February 18, 2015 by Dymphna 14 Comments

Firm hand kung-fu


“Someone had even written the C-word on one of the bedroom walls.”

That was Anna, talking about the last property inspection she’d done. She owned an investment property near one of the Universities in Brisbane, and had rented it out to three students.

And now it was a mess.

She showed me some of the photos. I covered my mouth and tried not to laugh.

“Did they know you were coming?” I said.

“Yeah, they said they had spent several days cleaning up.”

If that’s what it looks like after several days cleaning, it must have been messier than a dropped-pie when they were living there.

There were beer bottles in the garden. The floors and walls were filthy. It was partly furnished, but couch cushions were missing, and a sofa had been left out in the rain.

There was even a pile of 12 empty booze bottles in one of the corners.

And as Anna said, there was a cryptic message involving the C-word scrawled on one of the bedroom walls. The poor chap left to face the inspection apparently had no idea it was there.

For Anna it was heart-breaking. She’d spent time living in that place herself. There’s a lot of student accommodation in that area that’s brick monsters from the 70s just waiting to be knocked down.

But this place was different. It was architecturally designed. It was light and airy, and a lot of love had gone into the gardens over the years. It came partly furnished – some of it with her mother’s antiques!

It was a beautiful place.

“I feel so let down,” said Anna. “When they moved in, they seemed like such nice young men. I just can’t believe they’d do this.”

“Now I just don’t know if I’d rent to students again.”

Of course I nodded and mumbled some comforting ‘there-there’ type things. But then I said, “You know, ultimately, you’ve got to take responsibility for this.”

“This is what happens when houses are neglected.”


“Bad managers create bad tenants.”

It was a hard truth, but Anna hadn’t been putting in the work she needed to manage her tenants. She was managing the property herself, which was going well for a while, but then she left Brisbane, had a baby, and her life got over-run with other things.

In time, her management style had drifted from ‘active’ to ‘close your eyes and hope for the best.’

And these are the results that come from that kind of management strategy.

Anna should have been on to it, and should have seen the risks coming.

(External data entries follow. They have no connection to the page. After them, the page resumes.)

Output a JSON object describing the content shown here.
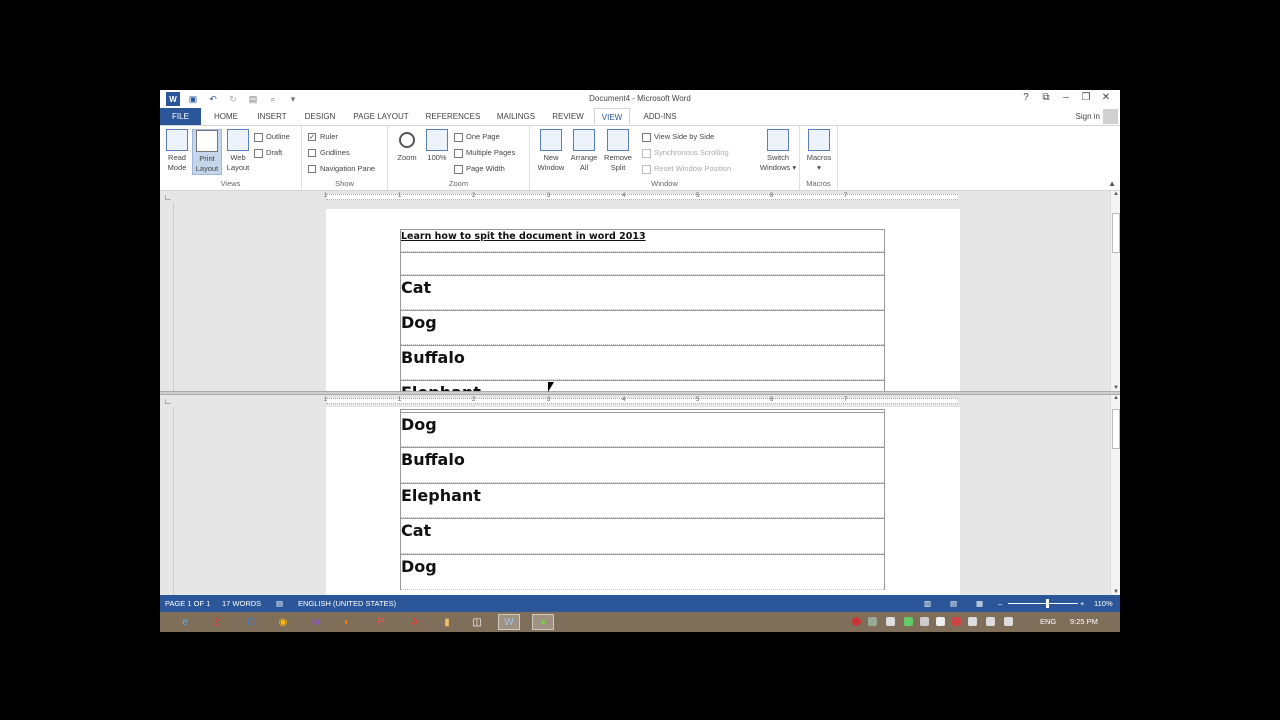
{
  "window": {
    "title": "Document4 - Microsoft Word",
    "controls": [
      "?",
      "⧉",
      "–",
      "❐",
      "✕"
    ]
  },
  "tabs": [
    "FILE",
    "HOME",
    "INSERT",
    "DESIGN",
    "PAGE LAYOUT",
    "REFERENCES",
    "MAILINGS",
    "REVIEW",
    "VIEW",
    "ADD-INS"
  ],
  "active_tab": "VIEW",
  "sign_in": "Sign in",
  "ribbon": {
    "views": {
      "label": "Views",
      "read_mode": [
        "Read",
        "Mode"
      ],
      "print_layout": [
        "Print",
        "Layout"
      ],
      "web_layout": [
        "Web",
        "Layout"
      ],
      "outline": "Outline",
      "draft": "Draft"
    },
    "show": {
      "label": "Show",
      "ruler": "Ruler",
      "ruler_checked": true,
      "gridlines": "Gridlines",
      "gridlines_checked": false,
      "navigation_pane": "Navigation Pane",
      "navigation_pane_checked": false
    },
    "zoom": {
      "label": "Zoom",
      "zoom": "Zoom",
      "hundred": "100%",
      "one_page": "One Page",
      "multiple_pages": "Multiple Pages",
      "page_width": "Page Width"
    },
    "window": {
      "label": "Window",
      "new_window": [
        "New",
        "Window"
      ],
      "arrange_all": [
        "Arrange",
        "All"
      ],
      "remove_split": [
        "Remove",
        "Split"
      ],
      "view_side_by_side": "View Side by Side",
      "synchronous_scrolling": "Synchronous Scrolling",
      "reset_window_position": "Reset Window Position",
      "switch_windows": [
        "Switch",
        "Windows ▾"
      ]
    },
    "macros": {
      "label": "Macros",
      "macros": [
        "Macros",
        "▾"
      ]
    }
  },
  "ruler_numbers": [
    "1",
    "1",
    "2",
    "3",
    "4",
    "5",
    "6",
    "7"
  ],
  "document": {
    "heading": "Learn how to spit the document in word 2013",
    "pane1_rows": [
      "Cat",
      "Dog",
      "Buffalo",
      "Elephant"
    ],
    "pane2_rows": [
      "Dog",
      "Buffalo",
      "Elephant",
      "Cat",
      "Dog"
    ]
  },
  "status": {
    "page": "PAGE 1 OF 1",
    "words": "17 WORDS",
    "language": "ENGLISH (UNITED STATES)",
    "zoom": "110%",
    "zoom_level": 0.55
  },
  "taskbar": {
    "lang": "ENG",
    "time": "9:25 PM"
  }
}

Her tenants were probably not bad people. But if you’re signing a lease with three 19 year old boys, you need to be aware that they probably don’t have the house-keeping skills you might want them to have.

And they probably don’t have the same standards. Teenage boys have an amazing capacity to wallow happily in filth. Trust me, it’s like they don’t even notice it.

So she should have been very clear in what she expected from her tenants. You can’t just leave it to something vague like ‘keep the place neat and tidy.’

And look, there’s a lot of pressures on students. Workloads can be demanding and most have to work part-time to support their studies. And then there’s the exciting first years of figuring out what girls are all about.

Weeding the garden and washing the walls are not going to be a priority for them.

So you need to make it one.

You need to be on to them. You need to clearly explain what you expect, and be on to it as soon as standards slip.

And this was the big mistake Anna made. She let it go years without a thorough inspection. She also let basic repairs drag out. The solar hot water failed, so all the hot water was coming through the booster. It worked, but not well. Like the oven.

Some features – like the garden and the Balinese deck – were slowly going to waste.

This set the standard. She was sending the message that she didn’t really care about the place. In their mind, she was just letting it go to ruin. They were just paying for the right to squat in the ruin until it collapsed.

They were genuinely surprised that she was so upset.

And Anna says she “hates playing hard-ball.” But if that’s the case, get out the way and let someone with a firm hand take the reins.

Because either they spend their time and money cleaning the place, or you do.

And I can think of better charities to spend money on than drunk university students.

At the end of the day, you need to hold the line. You set the standards and you enforce them.

Good management creates good tenants.

If you’re unable (or unwilling) to do it, you need to find someone who can.